Oil lamps produce a very pleasant light, and small ones are a good alternative to candles on a dining table. You can get repros for high cost, but you can find nice old ones in heartland junk shops for cheap. I am partial to the old green or red-glass ones that look like whorehouse illumination, or the cheesy milk glass ones with flowers painted on the glass that were probably bedroom or parlor lamps, but I bought the one in the picture instead. Large and handsome, I think. $40. I think it's silver plate because it is tarnished in places. It works fine. Most of them were considerably less.

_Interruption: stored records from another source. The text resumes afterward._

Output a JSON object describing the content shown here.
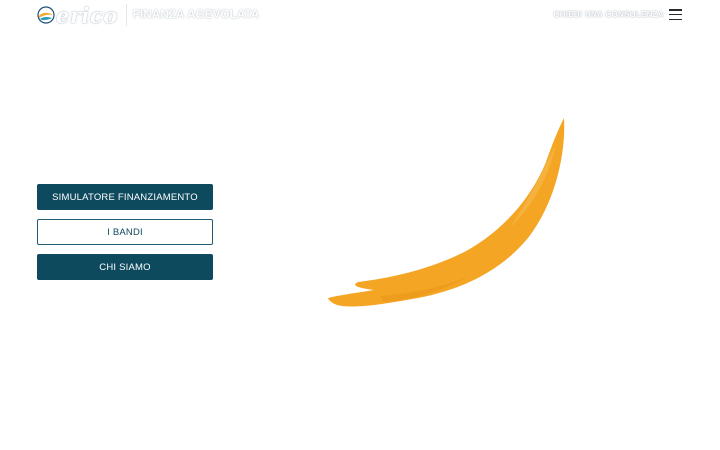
{
  "header": {
    "brand_name": "erico",
    "brand_tagline": "FINANZA AGEVOLATA",
    "cta_label": "CHIEDI UNA CONSULENZA",
    "menu_icon": "hamburger-menu-icon"
  },
  "hero": {
    "buttons": [
      {
        "label": "SIMULATORE FINANZIAMENTO",
        "style": "solid"
      },
      {
        "label": "I BANDI",
        "style": "outline"
      },
      {
        "label": "CHI SIAMO",
        "style": "solid"
      }
    ],
    "decoration": "orange-brush-stroke"
  },
  "colors": {
    "primary": "#0e4a5e",
    "accent": "#f4a523",
    "background": "#ffffff"
  }
}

That is a Aladdin lamp and yes they are still being made today and besides the Amish, people in the Alaskan bush and wherever people who live in areas where the electric power is undependable swear by them. While some of the antique collector models can be sold for hundreds of dollars they can be bought new from http://countrylife.lehmans.com/2010/08/18/im-in-love-with-aladdin-lamps/ A amish supply store for as little as $140 or you can find them used for far less. The design is so perfect that lamps made in the 1020s can still work just like new and the parts are all interchangeable. These lights produce as much light as a 60 watt light bulb and can burn kerosene, lamp oil or number 1 diesel. They also put out enough heat to keep a small room above freezing in case you want to keep pipes from freezing. It uses a round wick and a very tall glass chimney that burns so hot the fuel is burned completely so there is little or no kerosene smell like the cheap kerosene lamps sold for emergencies.
Can you tell me what the difference is between lamp oil and kerosene? I use lamp oil now ( got me through a 30 hour power outage a few weeks ago). But in my youth, I seem to remember that my parents used kerosene in what would I would term an Aladdin type lamp. Ours was probably an Aladdin knockoff since I don't remember a 60 W level of light, but it sure did the trick when we lost power.
For new lamps and lanterns plus a huge resource for parts and information check out W.T. Kirkman & Co. (lanternet.com). I've picked a few Dietz lanterns as well as one of their brand as well that work quite well.
One thing they warn about is not to use the Paraffin Oil (liquid candle wax) that is sold as lamp oil at places like Walmart and such. Also, synthetic kerosene burn cleaner and with less odor.
The interesting thing I found was some of the latest lantern designs just came out in the '20s with new innovations. It makes sense but we forget we aren't that far to the time electricity and even oil were only for the well off and urban.
I see that Mr. Goodman provided a link to Lehman's, but I would suggest that you stop by the store next time you're in Ohio. It's not far from your daughter's college and, based on what I see posted here every day, I can guarantee that you would love it. It's a unique and fascinating place.
They take great pride in making sure that older technologies aren't lost.
Don't be confused by the outer form of the thing. You can get rope-wick and round-wick lamps in discount stores, which can burn with a steady yellow flame if built and maintained right. But the Rayo uses a round wick and a means of convecting fresh-air up into the center of the wick as an oxygen supply, for a brighter output from the same amount of fuel. The Deitz seems to use waste heat to blast the fresh air onto the wick, making an almost white light, and the Aladdin uses the round wick and a mantle to give 4x the light output from the same amount of fuel and pure white light.
The wal-mart lamp might be good for ambiance, an Aladdin is good for task lighting.
I have always loved oil lamps, they give off such a nice light. My grandfather still has some he bought in the 40s. He refuses to let me talk him out of them. LOL. But there are so many places to find wicks and fuel for the older ones that it is definitely a treat to find one at a yard sale, thrift shop, etc. However, sometimes the older ones can be hard to find and I have found myself relying on reproductions.